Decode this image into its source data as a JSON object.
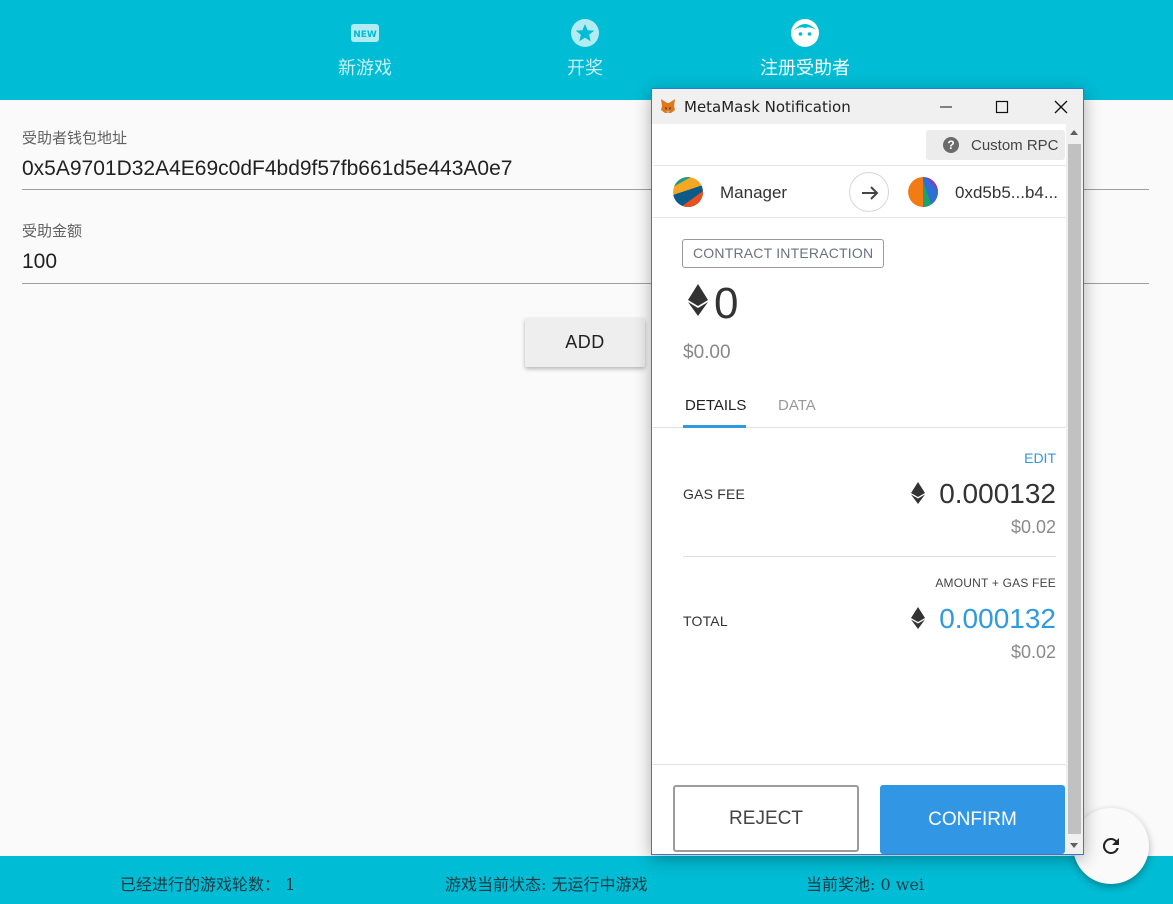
{
  "nav": {
    "items": [
      {
        "label": "新游戏",
        "icon": "new-badge-icon"
      },
      {
        "label": "开奖",
        "icon": "star-icon"
      },
      {
        "label": "注册受助者",
        "icon": "face-icon"
      }
    ],
    "active_index": 2
  },
  "form": {
    "wallet_label": "受助者钱包地址",
    "wallet_value": "0x5A9701D32A4E69c0dF4bd9f57fb661d5e443A0e7",
    "amount_label": "受助金额",
    "amount_value": "100",
    "add_button": "ADD"
  },
  "status_bar": {
    "rounds": "已经进行的游戏轮数： 1",
    "state": "游戏当前状态: 无运行中游戏",
    "pool": "当前奖池: 0 wei"
  },
  "metamask": {
    "window_title": "MetaMask Notification",
    "network": "Custom RPC",
    "from_account": "Manager",
    "to_account": "0xd5b5...b4...",
    "badge": "CONTRACT INTERACTION",
    "amount": "0",
    "amount_fiat": "$0.00",
    "tabs": [
      "DETAILS",
      "DATA"
    ],
    "active_tab": 0,
    "edit_label": "EDIT",
    "gas_fee_label": "GAS FEE",
    "gas_fee": "0.000132",
    "gas_fee_fiat": "$0.02",
    "total_caption": "AMOUNT + GAS FEE",
    "total_label": "TOTAL",
    "total": "0.000132",
    "total_fiat": "$0.02",
    "reject_button": "REJECT",
    "confirm_button": "CONFIRM"
  },
  "colors": {
    "primary": "#00bcd4",
    "metamask_blue": "#3196e3"
  }
}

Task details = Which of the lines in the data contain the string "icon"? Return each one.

Answer box =
        "icon": "new-badge-icon"
        "icon": "star-icon"
        "icon": "face-icon"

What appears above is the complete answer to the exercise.